What you have to do:
Print the line where "Parse this screenshot: output" occurs and every line that follows it in the data below, ending with the last line, precisely as written.

*** Opening of Material shown ***

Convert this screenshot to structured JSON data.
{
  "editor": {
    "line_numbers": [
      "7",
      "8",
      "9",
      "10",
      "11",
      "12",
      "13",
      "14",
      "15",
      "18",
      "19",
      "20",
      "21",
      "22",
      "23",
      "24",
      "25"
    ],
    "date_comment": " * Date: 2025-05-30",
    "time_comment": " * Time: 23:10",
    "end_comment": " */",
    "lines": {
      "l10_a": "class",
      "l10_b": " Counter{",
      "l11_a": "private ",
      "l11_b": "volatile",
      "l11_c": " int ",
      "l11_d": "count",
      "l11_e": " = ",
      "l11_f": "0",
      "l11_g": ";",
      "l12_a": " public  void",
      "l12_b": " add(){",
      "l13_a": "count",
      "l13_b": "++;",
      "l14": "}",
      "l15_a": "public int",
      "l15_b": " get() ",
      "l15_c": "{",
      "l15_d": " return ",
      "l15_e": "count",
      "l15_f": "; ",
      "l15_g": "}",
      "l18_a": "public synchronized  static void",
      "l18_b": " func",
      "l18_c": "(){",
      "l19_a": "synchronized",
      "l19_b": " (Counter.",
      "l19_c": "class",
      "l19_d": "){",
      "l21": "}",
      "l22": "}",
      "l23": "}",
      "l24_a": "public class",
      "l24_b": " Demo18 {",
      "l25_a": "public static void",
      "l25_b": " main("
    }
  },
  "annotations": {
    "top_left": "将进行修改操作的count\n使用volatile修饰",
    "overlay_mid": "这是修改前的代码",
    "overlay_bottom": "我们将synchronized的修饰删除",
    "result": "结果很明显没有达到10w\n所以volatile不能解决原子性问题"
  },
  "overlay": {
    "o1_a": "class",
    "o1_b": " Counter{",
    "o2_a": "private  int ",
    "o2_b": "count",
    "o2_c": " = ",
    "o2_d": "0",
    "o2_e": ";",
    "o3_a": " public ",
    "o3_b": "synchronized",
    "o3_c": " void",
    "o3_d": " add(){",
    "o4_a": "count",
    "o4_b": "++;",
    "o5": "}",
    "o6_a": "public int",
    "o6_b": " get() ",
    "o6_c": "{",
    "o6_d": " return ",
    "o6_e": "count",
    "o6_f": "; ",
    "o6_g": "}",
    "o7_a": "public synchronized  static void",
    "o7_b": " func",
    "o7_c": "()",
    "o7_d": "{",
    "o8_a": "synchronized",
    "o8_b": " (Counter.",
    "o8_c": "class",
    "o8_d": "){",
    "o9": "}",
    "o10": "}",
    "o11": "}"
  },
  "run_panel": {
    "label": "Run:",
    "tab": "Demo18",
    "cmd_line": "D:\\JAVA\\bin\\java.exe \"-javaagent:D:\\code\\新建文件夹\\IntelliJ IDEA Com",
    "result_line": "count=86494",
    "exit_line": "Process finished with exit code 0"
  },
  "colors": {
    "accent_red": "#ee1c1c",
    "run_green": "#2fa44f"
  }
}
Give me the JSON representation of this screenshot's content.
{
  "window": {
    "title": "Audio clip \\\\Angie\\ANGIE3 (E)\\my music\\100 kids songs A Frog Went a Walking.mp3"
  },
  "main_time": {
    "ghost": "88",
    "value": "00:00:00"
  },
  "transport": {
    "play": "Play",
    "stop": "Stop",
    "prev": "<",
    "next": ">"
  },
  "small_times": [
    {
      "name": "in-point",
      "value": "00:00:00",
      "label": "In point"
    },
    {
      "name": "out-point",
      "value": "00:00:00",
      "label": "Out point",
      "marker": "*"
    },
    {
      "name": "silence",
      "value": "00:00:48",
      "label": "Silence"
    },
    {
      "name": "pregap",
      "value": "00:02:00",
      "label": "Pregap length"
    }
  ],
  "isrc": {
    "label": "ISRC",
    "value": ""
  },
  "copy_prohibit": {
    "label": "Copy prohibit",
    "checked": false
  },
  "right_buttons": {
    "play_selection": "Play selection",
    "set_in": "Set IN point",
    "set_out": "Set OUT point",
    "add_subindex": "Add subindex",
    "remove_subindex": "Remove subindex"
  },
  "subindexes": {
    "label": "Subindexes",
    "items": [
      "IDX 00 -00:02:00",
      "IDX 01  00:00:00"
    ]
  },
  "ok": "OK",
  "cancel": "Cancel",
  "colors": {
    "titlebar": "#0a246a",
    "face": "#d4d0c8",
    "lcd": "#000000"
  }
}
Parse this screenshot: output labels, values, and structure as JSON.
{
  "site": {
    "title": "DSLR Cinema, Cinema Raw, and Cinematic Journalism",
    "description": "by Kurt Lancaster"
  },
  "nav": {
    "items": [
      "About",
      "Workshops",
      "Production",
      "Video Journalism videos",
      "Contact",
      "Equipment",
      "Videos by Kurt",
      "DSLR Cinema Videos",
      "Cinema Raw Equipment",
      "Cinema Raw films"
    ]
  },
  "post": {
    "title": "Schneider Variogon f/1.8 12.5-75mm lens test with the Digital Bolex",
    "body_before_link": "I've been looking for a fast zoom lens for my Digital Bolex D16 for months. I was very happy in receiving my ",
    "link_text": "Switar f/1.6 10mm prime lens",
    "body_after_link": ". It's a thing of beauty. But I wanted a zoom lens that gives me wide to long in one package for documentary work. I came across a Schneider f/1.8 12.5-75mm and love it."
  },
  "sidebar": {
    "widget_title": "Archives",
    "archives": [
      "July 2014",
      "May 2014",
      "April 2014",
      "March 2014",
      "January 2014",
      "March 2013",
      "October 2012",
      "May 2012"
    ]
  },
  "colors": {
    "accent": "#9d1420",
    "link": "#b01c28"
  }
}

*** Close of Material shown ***

Written answer:
Parse this screenshot: output labels, values, and structure as JSON.
{
  "site": {
    "title": "DSLR Cinema, Cinema Raw, and Cinematic Journalism",
    "description": "by Kurt Lancaster"
  },
  "nav": {
    "items": [
      "About",
      "Workshops",
      "Production",
      "Video Journalism videos",
      "Contact",
      "Equipment",
      "Videos by Kurt",
      "DSLR Cinema Videos",
      "Cinema Raw Equipment",
      "Cinema Raw films"
    ]
  },
  "post": {
    "title": "Schneider Variogon f/1.8 12.5-75mm lens test with the Digital Bolex",
    "body_before_link": "I've been looking for a fast zoom lens for my Digital Bolex D16 for months. I was very happy in receiving my ",
    "link_text": "Switar f/1.6 10mm prime lens",
    "body_after_link": ". It's a thing of beauty. But I wanted a zoom lens that gives me wide to long in one package for documentary work. I came across a Schneider f/1.8 12.5-75mm and love it."
  },
  "sidebar": {
    "widget_title": "Archives",
    "archives": [
      "July 2014",
      "May 2014",
      "April 2014",
      "March 2014",
      "January 2014",
      "March 2013",
      "October 2012",
      "May 2012"
    ]
  },
  "colors": {
    "accent": "#9d1420",
    "link": "#b01c28"
  }
}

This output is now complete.